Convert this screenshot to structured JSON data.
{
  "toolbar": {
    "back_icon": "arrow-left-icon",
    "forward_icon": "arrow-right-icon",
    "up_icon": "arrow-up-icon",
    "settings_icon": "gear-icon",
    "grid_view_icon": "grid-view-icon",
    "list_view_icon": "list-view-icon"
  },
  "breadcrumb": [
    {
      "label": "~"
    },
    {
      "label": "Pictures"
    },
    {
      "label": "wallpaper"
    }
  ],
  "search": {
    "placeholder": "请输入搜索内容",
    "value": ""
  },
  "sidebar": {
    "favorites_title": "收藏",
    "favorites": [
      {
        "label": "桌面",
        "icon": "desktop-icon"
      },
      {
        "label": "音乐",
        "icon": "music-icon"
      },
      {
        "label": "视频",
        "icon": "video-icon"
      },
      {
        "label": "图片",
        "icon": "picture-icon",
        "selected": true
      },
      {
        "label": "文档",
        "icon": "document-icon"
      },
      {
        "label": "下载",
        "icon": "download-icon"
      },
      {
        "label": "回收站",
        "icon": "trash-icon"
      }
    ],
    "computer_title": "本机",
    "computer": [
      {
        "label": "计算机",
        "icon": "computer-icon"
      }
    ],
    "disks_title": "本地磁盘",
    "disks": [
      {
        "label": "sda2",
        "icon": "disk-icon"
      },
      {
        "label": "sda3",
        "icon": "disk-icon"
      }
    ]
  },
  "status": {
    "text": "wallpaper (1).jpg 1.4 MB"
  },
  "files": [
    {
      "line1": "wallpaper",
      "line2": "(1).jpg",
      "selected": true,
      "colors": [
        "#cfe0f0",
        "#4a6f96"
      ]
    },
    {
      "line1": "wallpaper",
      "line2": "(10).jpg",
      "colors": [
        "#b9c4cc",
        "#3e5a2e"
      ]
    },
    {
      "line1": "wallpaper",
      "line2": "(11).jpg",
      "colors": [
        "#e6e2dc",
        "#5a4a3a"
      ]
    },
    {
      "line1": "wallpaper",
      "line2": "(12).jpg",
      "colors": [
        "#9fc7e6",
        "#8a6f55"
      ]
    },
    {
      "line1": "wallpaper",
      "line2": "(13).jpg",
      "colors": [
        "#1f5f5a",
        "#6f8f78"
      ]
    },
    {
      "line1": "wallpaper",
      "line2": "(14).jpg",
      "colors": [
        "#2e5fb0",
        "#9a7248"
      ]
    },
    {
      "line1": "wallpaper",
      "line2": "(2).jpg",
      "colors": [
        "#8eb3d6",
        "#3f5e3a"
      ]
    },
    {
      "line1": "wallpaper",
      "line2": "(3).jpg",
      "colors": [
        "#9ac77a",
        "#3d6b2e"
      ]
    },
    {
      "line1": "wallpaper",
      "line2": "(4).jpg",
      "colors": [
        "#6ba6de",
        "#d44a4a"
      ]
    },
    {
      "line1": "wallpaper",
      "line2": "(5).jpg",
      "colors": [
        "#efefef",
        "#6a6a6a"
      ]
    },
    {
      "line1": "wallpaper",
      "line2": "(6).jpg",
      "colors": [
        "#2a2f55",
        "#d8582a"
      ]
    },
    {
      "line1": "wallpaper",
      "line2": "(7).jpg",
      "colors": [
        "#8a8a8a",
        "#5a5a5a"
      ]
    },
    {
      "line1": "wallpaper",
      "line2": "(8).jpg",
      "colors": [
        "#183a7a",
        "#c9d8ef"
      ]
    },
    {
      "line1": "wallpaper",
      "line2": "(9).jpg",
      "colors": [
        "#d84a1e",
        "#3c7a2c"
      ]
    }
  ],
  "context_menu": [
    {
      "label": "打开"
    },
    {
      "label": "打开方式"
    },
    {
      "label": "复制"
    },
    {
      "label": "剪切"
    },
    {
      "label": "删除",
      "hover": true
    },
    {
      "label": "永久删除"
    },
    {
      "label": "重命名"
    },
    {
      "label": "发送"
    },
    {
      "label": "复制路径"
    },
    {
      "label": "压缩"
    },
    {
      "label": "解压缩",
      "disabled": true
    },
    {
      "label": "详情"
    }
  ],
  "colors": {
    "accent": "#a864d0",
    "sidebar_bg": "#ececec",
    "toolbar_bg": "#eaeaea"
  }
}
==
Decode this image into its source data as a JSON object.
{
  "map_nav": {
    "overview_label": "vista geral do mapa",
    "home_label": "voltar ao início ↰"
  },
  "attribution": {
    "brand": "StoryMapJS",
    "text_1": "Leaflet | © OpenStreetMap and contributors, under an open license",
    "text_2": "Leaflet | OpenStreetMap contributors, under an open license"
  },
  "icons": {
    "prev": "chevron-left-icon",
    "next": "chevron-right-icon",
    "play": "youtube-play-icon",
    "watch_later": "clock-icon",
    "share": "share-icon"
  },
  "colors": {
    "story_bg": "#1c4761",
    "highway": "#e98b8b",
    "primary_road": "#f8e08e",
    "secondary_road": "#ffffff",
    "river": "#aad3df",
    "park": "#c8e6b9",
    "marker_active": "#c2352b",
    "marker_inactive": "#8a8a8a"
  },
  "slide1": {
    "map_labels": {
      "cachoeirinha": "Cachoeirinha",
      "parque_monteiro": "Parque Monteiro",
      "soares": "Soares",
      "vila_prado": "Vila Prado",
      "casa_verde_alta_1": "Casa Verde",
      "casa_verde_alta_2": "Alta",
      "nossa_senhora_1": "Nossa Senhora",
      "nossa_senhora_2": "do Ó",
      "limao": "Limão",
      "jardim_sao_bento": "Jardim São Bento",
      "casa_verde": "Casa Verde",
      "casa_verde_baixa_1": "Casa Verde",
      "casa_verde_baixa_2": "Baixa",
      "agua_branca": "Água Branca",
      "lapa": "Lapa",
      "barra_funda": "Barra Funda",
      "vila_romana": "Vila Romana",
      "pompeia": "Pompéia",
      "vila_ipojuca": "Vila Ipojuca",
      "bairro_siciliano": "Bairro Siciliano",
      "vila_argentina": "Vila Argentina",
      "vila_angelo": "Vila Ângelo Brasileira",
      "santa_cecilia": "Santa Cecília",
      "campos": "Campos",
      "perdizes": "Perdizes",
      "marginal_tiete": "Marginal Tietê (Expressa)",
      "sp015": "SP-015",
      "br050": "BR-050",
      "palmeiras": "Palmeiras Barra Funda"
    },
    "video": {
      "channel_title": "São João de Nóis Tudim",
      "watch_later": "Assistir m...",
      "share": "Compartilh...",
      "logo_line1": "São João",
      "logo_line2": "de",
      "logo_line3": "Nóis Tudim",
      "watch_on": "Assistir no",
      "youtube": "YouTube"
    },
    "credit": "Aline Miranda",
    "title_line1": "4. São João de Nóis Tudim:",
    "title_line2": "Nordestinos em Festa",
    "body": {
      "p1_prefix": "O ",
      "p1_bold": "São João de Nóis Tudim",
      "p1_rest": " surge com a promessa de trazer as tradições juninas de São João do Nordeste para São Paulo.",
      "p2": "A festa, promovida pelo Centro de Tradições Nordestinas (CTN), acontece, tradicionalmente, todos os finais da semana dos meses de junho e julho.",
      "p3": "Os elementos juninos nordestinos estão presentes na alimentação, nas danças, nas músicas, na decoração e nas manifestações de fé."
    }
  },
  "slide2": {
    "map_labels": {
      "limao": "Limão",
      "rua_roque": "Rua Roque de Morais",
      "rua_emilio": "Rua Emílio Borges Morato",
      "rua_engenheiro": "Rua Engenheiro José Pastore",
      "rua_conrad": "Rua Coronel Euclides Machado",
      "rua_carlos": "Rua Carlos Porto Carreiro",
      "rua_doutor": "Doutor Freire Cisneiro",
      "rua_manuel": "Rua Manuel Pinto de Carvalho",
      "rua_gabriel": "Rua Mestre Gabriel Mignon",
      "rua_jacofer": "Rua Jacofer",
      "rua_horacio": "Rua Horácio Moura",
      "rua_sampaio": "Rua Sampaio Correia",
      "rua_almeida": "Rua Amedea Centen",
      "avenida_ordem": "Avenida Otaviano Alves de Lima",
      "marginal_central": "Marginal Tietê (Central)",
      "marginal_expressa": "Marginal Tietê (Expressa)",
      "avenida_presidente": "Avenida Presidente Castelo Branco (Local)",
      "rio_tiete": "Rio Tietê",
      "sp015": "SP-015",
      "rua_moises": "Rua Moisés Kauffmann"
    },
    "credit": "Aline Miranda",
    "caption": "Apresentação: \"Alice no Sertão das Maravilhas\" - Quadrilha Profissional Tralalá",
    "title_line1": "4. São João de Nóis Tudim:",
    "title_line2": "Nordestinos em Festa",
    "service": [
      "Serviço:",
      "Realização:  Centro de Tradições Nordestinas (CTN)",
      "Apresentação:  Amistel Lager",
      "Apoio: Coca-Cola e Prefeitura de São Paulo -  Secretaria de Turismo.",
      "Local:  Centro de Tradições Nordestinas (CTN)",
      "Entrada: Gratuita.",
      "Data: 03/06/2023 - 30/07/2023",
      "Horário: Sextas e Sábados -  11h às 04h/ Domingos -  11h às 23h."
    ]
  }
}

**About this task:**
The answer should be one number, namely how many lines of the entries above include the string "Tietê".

**Reply to the task:**
4